It can be applied over existing epoxy and has a high resistance to chemicals and oils.
Epoxies are polymers that harden when they have been exposed to heat, UV light, or chemical catalysts like water and acids (or even oxygen).
How do you pour epoxy over epoxy?
You can pour epoxy over epoxy without sanding.
When you’re doing this, it’s important to make sure that the surfaces are completely clean before you pour because if there is any dirt on them, it will show up in the final coat.
You’ll also want to wear gloves when doing this so that you don’t get your skin oils on the surface of your project or have any fingerprints in its finish.
You can use any type of epoxy for this technique, but if you want something that has a little more flexibility and impact resistance than normal resin-based epoxy (which is usually made with polyester), I recommend using gelcoat rather than a thickened mixture like West System boatbuilding resins.
will give your project a more glassy shine and feel, which makes it ideal for high-end projects like jewelry boxes or decorative bowls where being able to see every detail matters.

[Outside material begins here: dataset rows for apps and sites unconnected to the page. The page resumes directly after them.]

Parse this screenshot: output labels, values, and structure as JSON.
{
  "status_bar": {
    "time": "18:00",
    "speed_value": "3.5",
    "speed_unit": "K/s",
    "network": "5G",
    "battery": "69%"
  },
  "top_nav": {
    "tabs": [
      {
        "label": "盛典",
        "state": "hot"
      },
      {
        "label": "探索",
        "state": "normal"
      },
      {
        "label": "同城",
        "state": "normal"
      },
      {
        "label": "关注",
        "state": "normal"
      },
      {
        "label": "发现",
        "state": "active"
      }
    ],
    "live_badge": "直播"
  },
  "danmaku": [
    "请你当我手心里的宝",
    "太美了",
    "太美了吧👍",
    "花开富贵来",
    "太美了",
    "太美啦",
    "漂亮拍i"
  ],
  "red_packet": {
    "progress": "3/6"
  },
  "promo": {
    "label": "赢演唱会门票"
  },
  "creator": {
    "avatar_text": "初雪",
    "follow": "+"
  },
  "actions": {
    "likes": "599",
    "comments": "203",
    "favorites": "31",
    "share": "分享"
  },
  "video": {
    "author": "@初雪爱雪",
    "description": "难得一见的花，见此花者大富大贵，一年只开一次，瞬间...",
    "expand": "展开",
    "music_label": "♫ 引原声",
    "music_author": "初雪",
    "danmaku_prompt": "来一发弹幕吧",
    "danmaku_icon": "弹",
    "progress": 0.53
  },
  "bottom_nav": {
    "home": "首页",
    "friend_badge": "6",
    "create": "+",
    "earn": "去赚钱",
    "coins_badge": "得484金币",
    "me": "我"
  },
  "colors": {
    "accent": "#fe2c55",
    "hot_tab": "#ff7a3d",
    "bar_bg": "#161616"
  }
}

What will stick to epoxy?
Epoxy is a polymer resin that hardens when exposed to heat or light. It forms a tough, durable bond that can withstand high temperatures and harsh environments.

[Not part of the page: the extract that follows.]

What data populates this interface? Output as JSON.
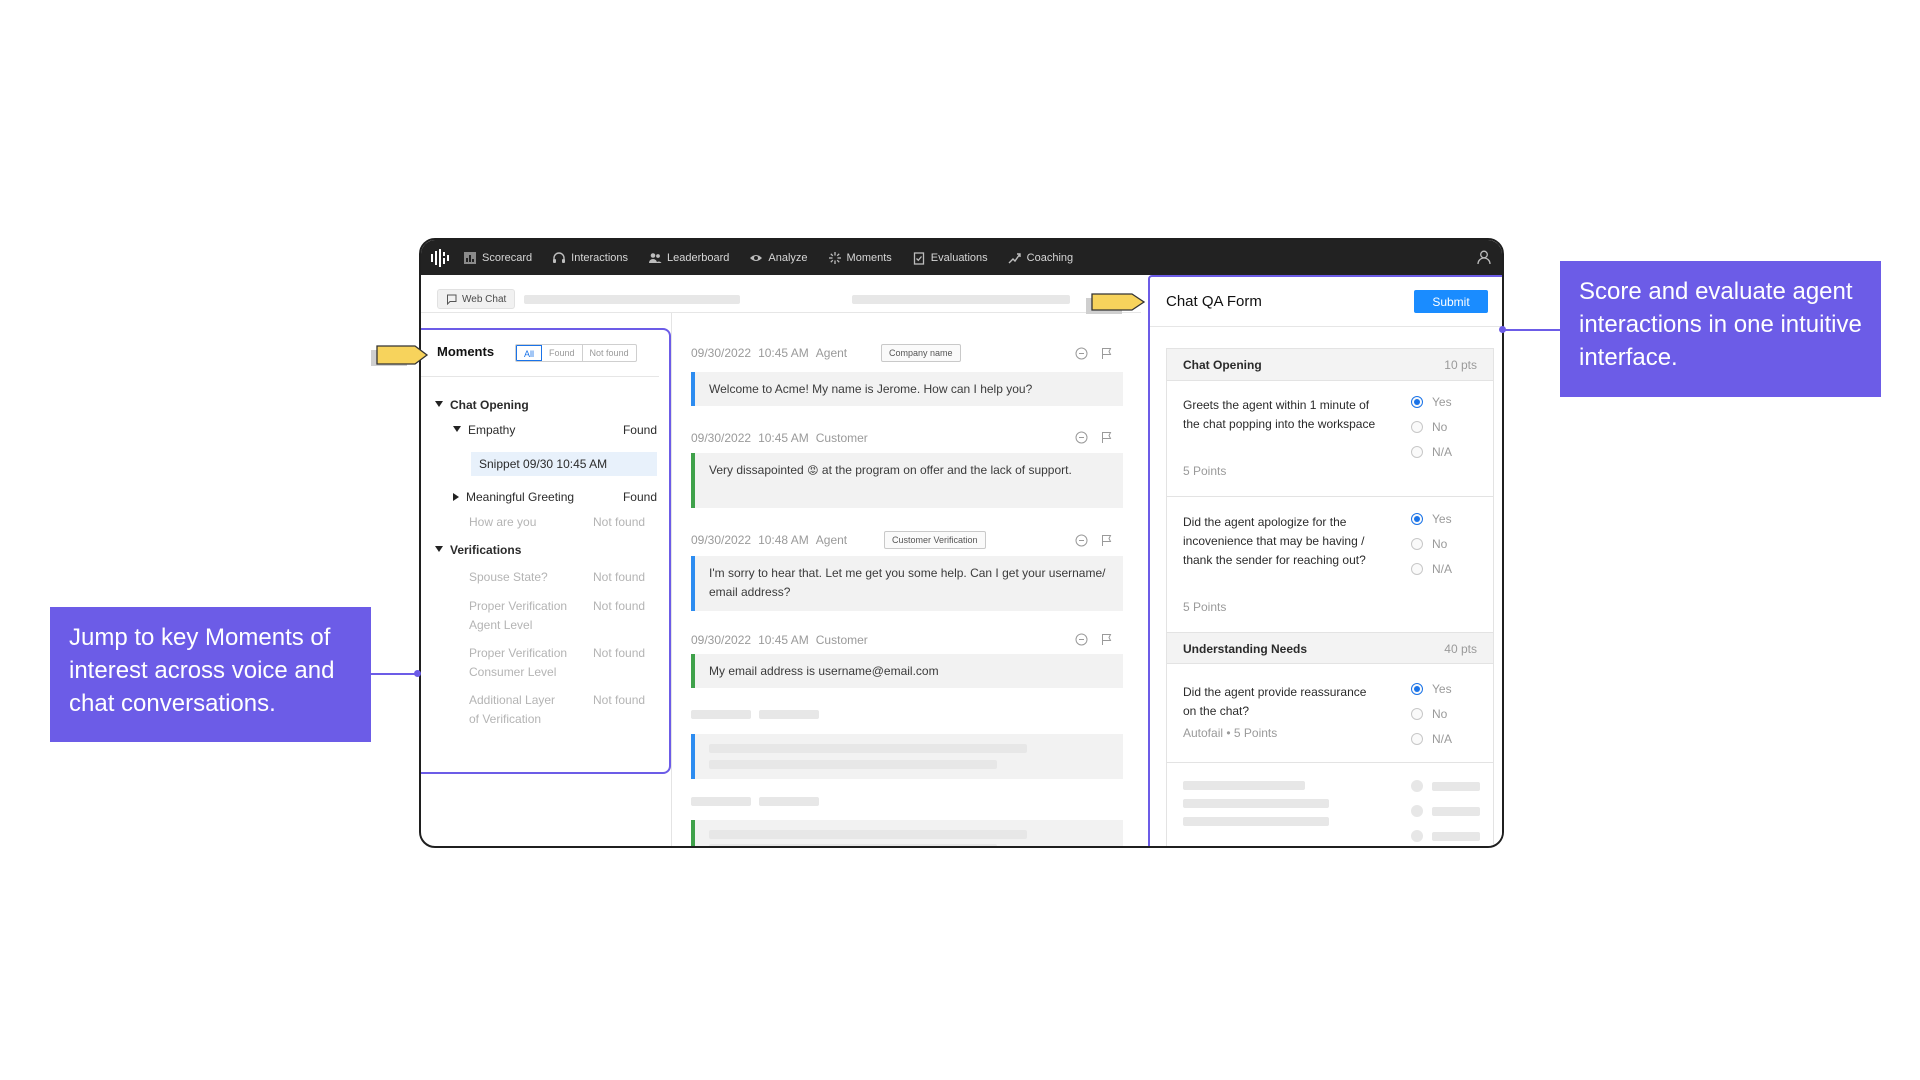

Epoxy’s versatility makes it ideal for many DIY projects around the home, especially if you have a project that requires bonding two surfaces together.
While there are many different types of epoxy, they all adhere in similar ways: first by creating an initial bond between two surfaces and second by curing into one solid piece over time (the curing process can take anywhere from 24 hours to several weeks).
When can I apply a second coat of epoxy?
You can apply a second coat of epoxy after 24 hours when the first coat is fully cured.
You can apply a second coat of epoxy after 48 hours when the first coat is fully cured.
You can apply a second coat of epoxy after 72 hours when the first coat is fully cured.
You can apply a second coat of epoxy after 96 hours when the first coat is fully cured.
You can apply a second coat of epoxy after 120 hours when the first coat is fully cured and has dried for at least three days in good weather and five days in rainy conditions or temperatures below 60 degrees Fahrenheit (15 degrees Celsius).
You can apply a second coat of epoxy after 144 hours with dry weather conditions, or up to 168 hours during wet weather or colder temperatures (up to 192 hours at 45 degrees F).
You may need more time if your project involves high humidity levels or rain showers occur during application time periods specified above for each type/size project set-up situation category listed above this table (i.e., small projects would take longer than larger ones because they’re exposed to more airflow due to size).
Can you pour epoxy over uncured epoxy?
It’s not recommended to pour epoxy over cured epoxy. The reason for this is that the first coat of epoxy will be unable to cure properly, and you may end up with an uneven surface that looks dull or hazy.
If you’re trying to fix a mistake like this, try mixing more resin into the uncured batch before pouring it over the cured layer so that it has time to solidify before your second coat goes on top.
The same thing applies if one coat of epoxy has dried but there’s still solvent in the mixture—if you don’t wait for this solvent to evaporate before applying another layer of epoxy, then both coats will fail due to their chemical incompatibility.
Hopefully, now you have a better idea of how the pH of epoxy affects its bonding ability. While there are many factors that contribute to the strength and durability of epoxy adhesives, one thing is certain: it’s important to use a pH-neutral epoxy primer when you’re working with wood.
This will help ensure that your project sticks together while also ensuring its longevity.